In which Annie (high school teacher, mother of two young girls and a younger boy) and her aunt Deborah (children's bookseller, mother of two young women in their 20s) discuss children's books and come up with annotated lists.

Sunday, May 30, 2010

Mirrors & windows 2

Dear Annie,

I think I may have oversimplified Mitali Perkins’ mirror/window analysis in my last post. You talked about a book being able to be both: a reflection of the reader with which s/he can identify, and a way to see new places and have new experiences. Which of course Perkins was intending with the concept too. I really want to read her Bamboo People. Here’s her May 27 post on that BEA breakfast. I love her description of how Cory Doctorow entertained himself while others were speaking.

I’m so glad Eleanor took to Babies Can't Eat Kimchee. It acknowledges the ways in which a newborn can be disappointing (can’t play yet, cries inexplicably, etc) while still celebrating the relationship between siblings – and reminding the older one of her many accomplishments. The window element of the book -- introducing three year-old Eleanor to little bits of Korean culture – is such a great thing to be able to do within the context of everyday reading.
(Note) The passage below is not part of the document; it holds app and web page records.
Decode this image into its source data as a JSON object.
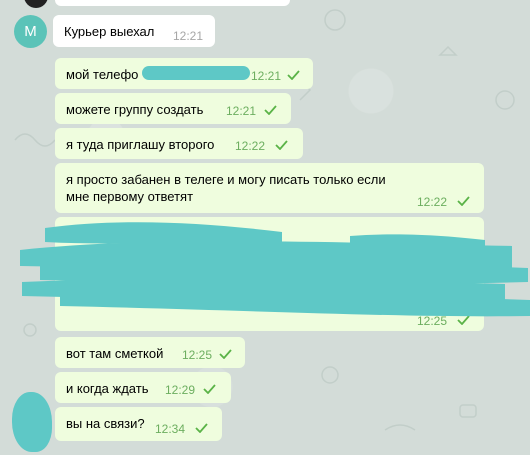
{
  "chat": {
    "contact_initial": "М",
    "incoming": {
      "text": "Курьер выехал",
      "time": "12:21"
    },
    "outgoing": [
      {
        "text": "мой телефо",
        "time": "12:21"
      },
      {
        "text": "можете группу создать",
        "time": "12:21"
      },
      {
        "text": "я туда приглашу второго",
        "time": "12:22"
      },
      {
        "text": "я просто забанен в телеге и могу писать только если мне первому ответят",
        "time": "12:22"
      },
      {
        "text": "",
        "time": "12:25"
      },
      {
        "text": "вот там сметкой",
        "time": "12:25"
      },
      {
        "text": "и когда ждать",
        "time": "12:29"
      },
      {
        "text": "вы на связи?",
        "time": "12:34"
      }
    ],
    "colors": {
      "background": "#d3dcd8",
      "incoming_bubble": "#ffffff",
      "outgoing_bubble": "#effdde",
      "avatar": "#5bc3b8",
      "redaction": "#5ec8c6",
      "check": "#5ab347"
    },
    "icons": {
      "read_receipt": "check-icon"
    }
  }
}
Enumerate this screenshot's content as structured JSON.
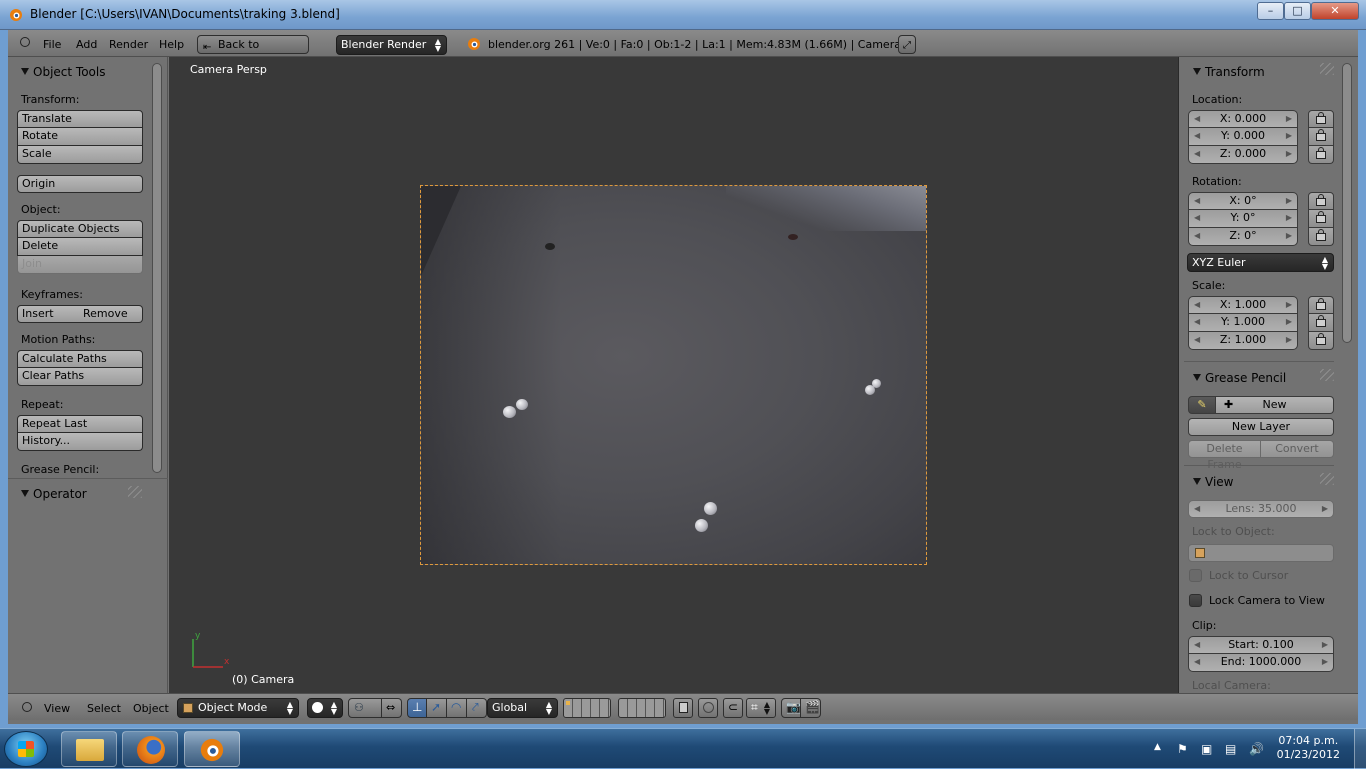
{
  "window": {
    "title": "Blender [C:\\Users\\IVAN\\Documents\\traking 3.blend]",
    "minimize": "–",
    "maximize": "□",
    "close": "✕"
  },
  "info_header": {
    "menus": [
      "File",
      "Add",
      "Render",
      "Help"
    ],
    "back_button": "Back to Previous",
    "render_engine": "Blender Render",
    "stats": "blender.org 261 | Ve:0 | Fa:0 | Ob:1-2 | La:1 | Mem:4.83M (1.66M) | Camera"
  },
  "toolshelf": {
    "object_tools_title": "Object Tools",
    "transform_label": "Transform:",
    "translate": "Translate",
    "rotate": "Rotate",
    "scale": "Scale",
    "origin": "Origin",
    "object_label": "Object:",
    "duplicate_objects": "Duplicate Objects",
    "delete": "Delete",
    "join": "Join",
    "keyframes_label": "Keyframes:",
    "insert": "Insert",
    "remove": "Remove",
    "motion_paths_label": "Motion Paths:",
    "calculate_paths": "Calculate Paths",
    "clear_paths": "Clear Paths",
    "repeat_label": "Repeat:",
    "repeat_last": "Repeat Last",
    "history": "History...",
    "grease_pencil_label": "Grease Pencil:",
    "operator_title": "Operator"
  },
  "viewport": {
    "view_label": "Camera Persp",
    "object_name": "(0) Camera",
    "axis_x": "x",
    "axis_y": "y"
  },
  "properties": {
    "transform_title": "Transform",
    "location_label": "Location:",
    "loc_x": "X: 0.000",
    "loc_y": "Y: 0.000",
    "loc_z": "Z: 0.000",
    "rotation_label": "Rotation:",
    "rot_x": "X: 0°",
    "rot_y": "Y: 0°",
    "rot_z": "Z: 0°",
    "rotation_mode": "XYZ Euler",
    "scale_label": "Scale:",
    "scale_x": "X: 1.000",
    "scale_y": "Y: 1.000",
    "scale_z": "Z: 1.000",
    "grease_pencil_title": "Grease Pencil",
    "gp_new": "New",
    "gp_new_layer": "New Layer",
    "gp_delete_frame": "Delete Frame",
    "gp_convert": "Convert",
    "view_title": "View",
    "lens": "Lens: 35.000",
    "lock_to_object_label": "Lock to Object:",
    "lock_to_cursor": "Lock to Cursor",
    "lock_camera_to_view": "Lock Camera to View",
    "clip_label": "Clip:",
    "clip_start": "Start: 0.100",
    "clip_end": "End: 1000.000",
    "local_camera_label": "Local Camera:"
  },
  "view3d_header": {
    "menus": [
      "View",
      "Select",
      "Object"
    ],
    "mode": "Object Mode",
    "orientation": "Global"
  },
  "taskbar": {
    "time": "07:04 p.m.",
    "date": "01/23/2012"
  },
  "colors": {
    "camera_border": "#e09a3c",
    "viewport_bg": "#393939",
    "panel_bg": "#727272"
  }
}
You ask about Lizzie and Mona and the window/mirror stuff. At some point in their chapter book lives, they each gravitated to different kinds of books. Their reading wasn’t exclusively one kind. But Lizzie definitely got very involved in adventure and fantasy books. Treasure Island, The True Confessions of Charlotte Doyle, and The Hobbit were books that she revisited frequently. I think she loved worlds which were very different, yet at the same time she could imagine herself an adventurer in those worlds. Window?

Mona, a year and a half younger, grounded herself in what we referred to as “domestic fiction,” Beverly Cleary’s Ramona books being the best example. Real life for kids. As you know, they’re among my favorites for taking the trials and tribulations of growing up so seriously, while presenting them with such a gentle sense of humor. Mona has always been interested in the interpersonal dynamics around her, and many of the books she chose gave her more reflections of her world. It’s funny, the last books we read aloud with Mona, when she was a high school freshman, were The No. 1 Ladies' Detective Agency series. She was already a strong feminist, and I think the biggest attraction of those books was Mma Ramotswe’s perception of human relations, and Mma's own strong sense of self. So does that make it a mirror? Am I pushing this concept too far?


1 comment:

  1. Dear Annie & Aunt! On the subject of babies & kimchee... I would love your thoughts on best books about the young sibling relationship! Toddler-appropriate, to start. Hope identifies with "When I Was King" - especially a line where "Mama" says "look how you've grown - there's so much you can do alone!" - she puffs up, proudly and laughs every time.